- Policy scope: Make it clear that the policy applies to every employee in the company, with no exceptions.
- Company rules regarding sexual harassment: We can’t emphasize enough how vital it is to create an environment where discrimination and harassment are not welcome. Encourage your employees to report sexual harassment if they witness that kind of inappropriate behavior at work. Even if they are not the victims, they should still come forward and help create a healthy working environment for everyone.
- Claims reporting process: Describe in detail what the claims reporting process looks like and what employees can expect. Always leave various options for making allegations or filing complaints:
- Formal: A formal process would indicate names alongside the circumstances of the incident.
- Informal: Victims may not feel comfortable enough to make a formal complaint. Leave some channels for your employees to make anonymous complaints or a channel where they can be sure their identity will remain a secret between them and an HR professional.
- Investigation process: First, if the complainant approves, talk to the alleged offender. If all sides agree that the actions in question were not too severe, suggest mediation to resolve the issue. If mediation is not an option, this section of your policy should indicate all the steps your company would take when investigating a sexual harassment claim. It should also list all the teams and individuals involved in the process.

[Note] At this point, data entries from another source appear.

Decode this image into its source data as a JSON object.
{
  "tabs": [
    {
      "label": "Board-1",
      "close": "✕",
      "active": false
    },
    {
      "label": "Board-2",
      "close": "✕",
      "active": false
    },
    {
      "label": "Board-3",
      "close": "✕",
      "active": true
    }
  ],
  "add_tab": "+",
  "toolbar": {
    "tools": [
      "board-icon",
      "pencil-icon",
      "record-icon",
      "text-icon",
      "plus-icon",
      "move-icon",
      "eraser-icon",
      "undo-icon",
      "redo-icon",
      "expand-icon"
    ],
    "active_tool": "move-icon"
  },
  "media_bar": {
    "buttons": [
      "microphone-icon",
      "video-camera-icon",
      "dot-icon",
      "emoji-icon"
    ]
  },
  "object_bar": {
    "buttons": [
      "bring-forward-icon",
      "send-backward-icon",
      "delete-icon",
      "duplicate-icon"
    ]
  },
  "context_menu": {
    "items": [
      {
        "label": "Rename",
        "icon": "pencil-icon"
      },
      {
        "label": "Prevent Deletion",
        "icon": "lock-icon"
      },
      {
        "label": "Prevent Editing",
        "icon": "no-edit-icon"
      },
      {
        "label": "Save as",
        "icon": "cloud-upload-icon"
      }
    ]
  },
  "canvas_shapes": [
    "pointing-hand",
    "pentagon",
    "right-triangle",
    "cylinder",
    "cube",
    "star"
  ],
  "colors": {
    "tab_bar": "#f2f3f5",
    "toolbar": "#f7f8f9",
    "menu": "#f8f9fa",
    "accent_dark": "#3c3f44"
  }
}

- Employee rights (the accuser and the accused): Both sides should remain anonymous to everyone outside the investigating team and potential witnesses. You should state that clearly in this part of the policy, alongside the fact that everyone is innocent until proven otherwise. Consult your legal and HR teams to include all the rights involved parties have during and after the investigation process.
- Disciplinary actions: Given that not all offenses are the same, this section will indicate disciplinary actions for various investigation outcomes. Whether it’s a formal warning and additional training, or measures so severe as suspension or dismissal, you should make it all clear in your documentation.
- How to help the victims: List the steps your company will take to help the victims. For example, that could mean counseling, emotional support, time off, or anything else you think is appropriate.
Note that this is only a policy sample, and you can include additional fields in yours if necessary. Remember that this is an official company document and create it accordingly.
Insurance as a Safety Net
Sexual harassment cases affect not only the victim but each and every one of your staff. Even though your focus is on protecting your employees, you should also consider protecting yourself and your business.
If your employee thinks you haven’t done enough to protect them and create a safe working environment, they may decide to sue the company. In case of a lawsuit related to employment-related misconduct, an insurance policy that would best respond to the claim is employment practices liability insurance policy.
This policy excludes bodily injury, but it covers the claims of sexual harassment, workplace discrimination, or failure to promote, for example. It will also pay for the legal costs of defending the claim, as well as potential awarded damages.
Your employee can also accuse the management team of mishandling the investigation process and not devoting enough attention to the case. The executives would then be personally liable for their lack of action, and the insurance policy that would help with their legal defense and damages is the directors and officers (D&O) insurance policy.
If you don’t have these insurance policies in place, consider obtaining them bundled in our management liability package policy to avoid any gaps in coverage.
Companies worldwide are becoming increasingly familiar with the importance of finding effective solutions and creating frameworks to combat sexual harassment in the workplace.